= Beginning of Section =
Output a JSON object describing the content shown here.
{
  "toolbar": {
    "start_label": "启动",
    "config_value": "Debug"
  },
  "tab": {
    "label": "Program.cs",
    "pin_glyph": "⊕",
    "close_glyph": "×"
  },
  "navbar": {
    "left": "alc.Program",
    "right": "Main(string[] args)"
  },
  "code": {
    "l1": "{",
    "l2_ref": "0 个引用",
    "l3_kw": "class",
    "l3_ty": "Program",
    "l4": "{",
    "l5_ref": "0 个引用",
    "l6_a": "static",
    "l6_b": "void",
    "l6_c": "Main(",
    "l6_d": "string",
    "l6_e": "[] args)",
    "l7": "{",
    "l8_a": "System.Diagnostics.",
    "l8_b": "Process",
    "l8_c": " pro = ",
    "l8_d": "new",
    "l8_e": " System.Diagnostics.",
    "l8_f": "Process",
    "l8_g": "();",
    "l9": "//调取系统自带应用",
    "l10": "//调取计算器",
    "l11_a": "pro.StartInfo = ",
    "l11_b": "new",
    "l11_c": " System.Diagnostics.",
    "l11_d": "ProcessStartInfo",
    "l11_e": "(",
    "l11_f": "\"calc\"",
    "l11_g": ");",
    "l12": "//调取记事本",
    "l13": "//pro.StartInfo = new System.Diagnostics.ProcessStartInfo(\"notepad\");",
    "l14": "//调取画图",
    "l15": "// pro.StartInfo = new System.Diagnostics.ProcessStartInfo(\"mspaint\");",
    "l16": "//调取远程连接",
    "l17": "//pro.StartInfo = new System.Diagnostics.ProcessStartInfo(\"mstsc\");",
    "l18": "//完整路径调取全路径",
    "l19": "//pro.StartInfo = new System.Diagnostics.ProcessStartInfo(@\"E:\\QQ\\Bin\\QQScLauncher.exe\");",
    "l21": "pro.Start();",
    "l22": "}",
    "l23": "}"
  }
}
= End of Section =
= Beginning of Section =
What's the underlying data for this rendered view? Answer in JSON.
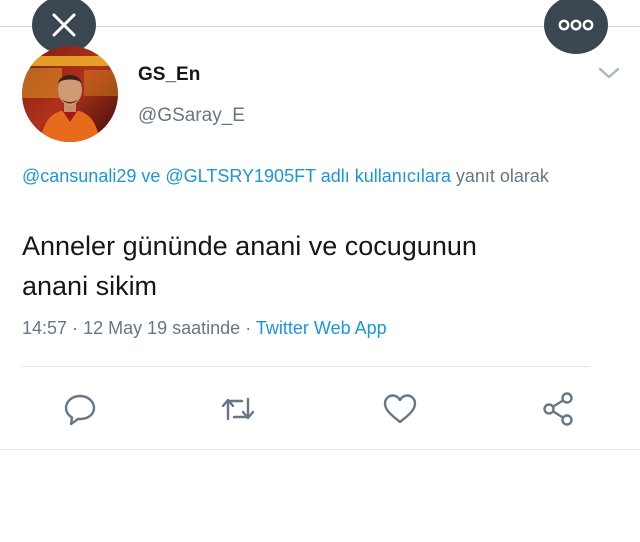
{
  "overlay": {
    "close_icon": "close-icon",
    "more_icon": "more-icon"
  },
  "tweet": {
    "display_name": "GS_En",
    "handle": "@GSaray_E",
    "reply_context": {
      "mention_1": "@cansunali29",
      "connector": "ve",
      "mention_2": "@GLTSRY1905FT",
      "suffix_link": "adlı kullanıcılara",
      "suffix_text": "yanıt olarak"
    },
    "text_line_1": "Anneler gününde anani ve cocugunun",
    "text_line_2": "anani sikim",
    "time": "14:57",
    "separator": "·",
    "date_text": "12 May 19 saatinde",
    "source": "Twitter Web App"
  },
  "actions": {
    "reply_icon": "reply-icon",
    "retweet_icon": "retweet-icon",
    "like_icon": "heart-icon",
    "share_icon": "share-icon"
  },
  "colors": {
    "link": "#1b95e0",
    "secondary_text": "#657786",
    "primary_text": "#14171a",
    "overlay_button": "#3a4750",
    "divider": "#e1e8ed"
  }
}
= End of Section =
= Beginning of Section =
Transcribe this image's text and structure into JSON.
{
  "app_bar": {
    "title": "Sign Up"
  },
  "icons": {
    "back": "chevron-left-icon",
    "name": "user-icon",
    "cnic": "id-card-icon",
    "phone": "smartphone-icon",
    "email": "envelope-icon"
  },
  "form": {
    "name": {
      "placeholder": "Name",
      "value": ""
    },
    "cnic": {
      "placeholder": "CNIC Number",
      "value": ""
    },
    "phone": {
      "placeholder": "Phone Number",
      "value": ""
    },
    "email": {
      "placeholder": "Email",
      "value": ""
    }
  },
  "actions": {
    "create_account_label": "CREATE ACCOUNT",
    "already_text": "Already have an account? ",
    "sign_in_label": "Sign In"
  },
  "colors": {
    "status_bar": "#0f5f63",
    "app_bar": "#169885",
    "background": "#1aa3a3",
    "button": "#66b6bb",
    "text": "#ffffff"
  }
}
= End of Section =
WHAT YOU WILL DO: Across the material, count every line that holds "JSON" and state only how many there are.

EXPECTED ANSWER: 3